--- PROBLEM DETAILS ---
Could you restate all of the records exactly, leaving out the pictures?

--- PROVIDED MATERIAL ---

· · · · ·

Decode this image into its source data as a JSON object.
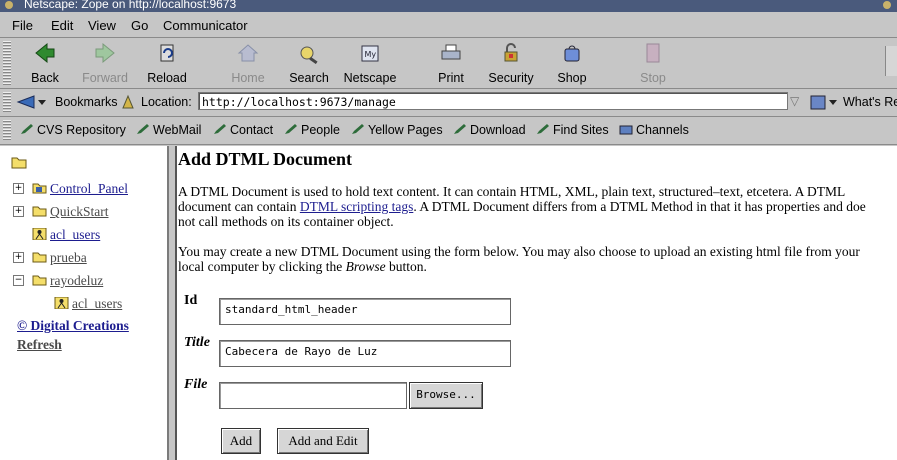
{
  "window": {
    "title": "Netscape: Zope on http://localhost:9673"
  },
  "menu": [
    "File",
    "Edit",
    "View",
    "Go",
    "Communicator"
  ],
  "toolbar": [
    {
      "label": "Back",
      "icon": "back-arrow-icon",
      "enabled": true
    },
    {
      "label": "Forward",
      "icon": "forward-arrow-icon",
      "enabled": false
    },
    {
      "label": "Reload",
      "icon": "reload-icon",
      "enabled": true
    },
    {
      "label": "Home",
      "icon": "home-icon",
      "enabled": false
    },
    {
      "label": "Search",
      "icon": "search-icon",
      "enabled": true
    },
    {
      "label": "Netscape",
      "icon": "netscape-icon",
      "enabled": true
    },
    {
      "label": "Print",
      "icon": "print-icon",
      "enabled": true
    },
    {
      "label": "Security",
      "icon": "lock-icon",
      "enabled": true
    },
    {
      "label": "Shop",
      "icon": "shop-icon",
      "enabled": true
    },
    {
      "label": "Stop",
      "icon": "stop-icon",
      "enabled": false
    }
  ],
  "location": {
    "bookmarks_label": "Bookmarks",
    "location_label": "Location:",
    "url": "http://localhost:9673/manage",
    "whats_related": "What's Re"
  },
  "personal_toolbar": [
    "CVS Repository",
    "WebMail",
    "Contact",
    "People",
    "Yellow Pages",
    "Download",
    "Find Sites",
    "Channels"
  ],
  "tree": {
    "items": [
      "Control_Panel",
      "QuickStart",
      "acl_users",
      "prueba",
      "rayodeluz",
      "acl_users"
    ],
    "copyright": "© Digital Creations",
    "refresh": "Refresh"
  },
  "main": {
    "title": "Add DTML Document",
    "intro_1": "A DTML Document is used to hold text content. It can contain HTML, XML, plain text, structured–text, etcetera. A DTML",
    "intro_2a": "document can contain ",
    "intro_2_link": "DTML scripting tags",
    "intro_2b": ". A DTML Document differs from a DTML Method in that it has properties and doe",
    "intro_3": "not call methods on its container object.",
    "upload_1": "You may create a new DTML Document using the form below. You may also choose to upload an existing html file from your",
    "upload_2a": "local computer by clicking the ",
    "upload_2_em": "Browse",
    "upload_2b": " button.",
    "form": {
      "id_label": "Id",
      "id_value": "standard_html_header",
      "title_label": "Title",
      "title_value": "Cabecera de Rayo de Luz",
      "file_label": "File",
      "file_value": "",
      "browse_label": "Browse...",
      "add_label": "Add",
      "add_edit_label": "Add and Edit"
    }
  },
  "colors": {
    "titlebar": "#4a5a7c",
    "chrome": "#c6c6c6",
    "link": "#1d1d8f"
  }
}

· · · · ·

--- OUTPUT OF THE EXERCISE ---
Decode this image into its source data as a JSON object.
{
  "window": {
    "title": "Netscape: Zope on http://localhost:9673"
  },
  "menu": [
    "File",
    "Edit",
    "View",
    "Go",
    "Communicator"
  ],
  "toolbar": [
    {
      "label": "Back",
      "icon": "back-arrow-icon",
      "enabled": true
    },
    {
      "label": "Forward",
      "icon": "forward-arrow-icon",
      "enabled": false
    },
    {
      "label": "Reload",
      "icon": "reload-icon",
      "enabled": true
    },
    {
      "label": "Home",
      "icon": "home-icon",
      "enabled": false
    },
    {
      "label": "Search",
      "icon": "search-icon",
      "enabled": true
    },
    {
      "label": "Netscape",
      "icon": "netscape-icon",
      "enabled": true
    },
    {
      "label": "Print",
      "icon": "print-icon",
      "enabled": true
    },
    {
      "label": "Security",
      "icon": "lock-icon",
      "enabled": true
    },
    {
      "label": "Shop",
      "icon": "shop-icon",
      "enabled": true
    },
    {
      "label": "Stop",
      "icon": "stop-icon",
      "enabled": false
    }
  ],
  "location": {
    "bookmarks_label": "Bookmarks",
    "location_label": "Location:",
    "url": "http://localhost:9673/manage",
    "whats_related": "What's Re"
  },
  "personal_toolbar": [
    "CVS Repository",
    "WebMail",
    "Contact",
    "People",
    "Yellow Pages",
    "Download",
    "Find Sites",
    "Channels"
  ],
  "tree": {
    "items": [
      "Control_Panel",
      "QuickStart",
      "acl_users",
      "prueba",
      "rayodeluz",
      "acl_users"
    ],
    "copyright": "© Digital Creations",
    "refresh": "Refresh"
  },
  "main": {
    "title": "Add DTML Document",
    "intro_1": "A DTML Document is used to hold text content. It can contain HTML, XML, plain text, structured–text, etcetera. A DTML",
    "intro_2a": "document can contain ",
    "intro_2_link": "DTML scripting tags",
    "intro_2b": ". A DTML Document differs from a DTML Method in that it has properties and doe",
    "intro_3": "not call methods on its container object.",
    "upload_1": "You may create a new DTML Document using the form below. You may also choose to upload an existing html file from your",
    "upload_2a": "local computer by clicking the ",
    "upload_2_em": "Browse",
    "upload_2b": " button.",
    "form": {
      "id_label": "Id",
      "id_value": "standard_html_header",
      "title_label": "Title",
      "title_value": "Cabecera de Rayo de Luz",
      "file_label": "File",
      "file_value": "",
      "browse_label": "Browse...",
      "add_label": "Add",
      "add_edit_label": "Add and Edit"
    }
  },
  "colors": {
    "titlebar": "#4a5a7c",
    "chrome": "#c6c6c6",
    "link": "#1d1d8f"
  }
}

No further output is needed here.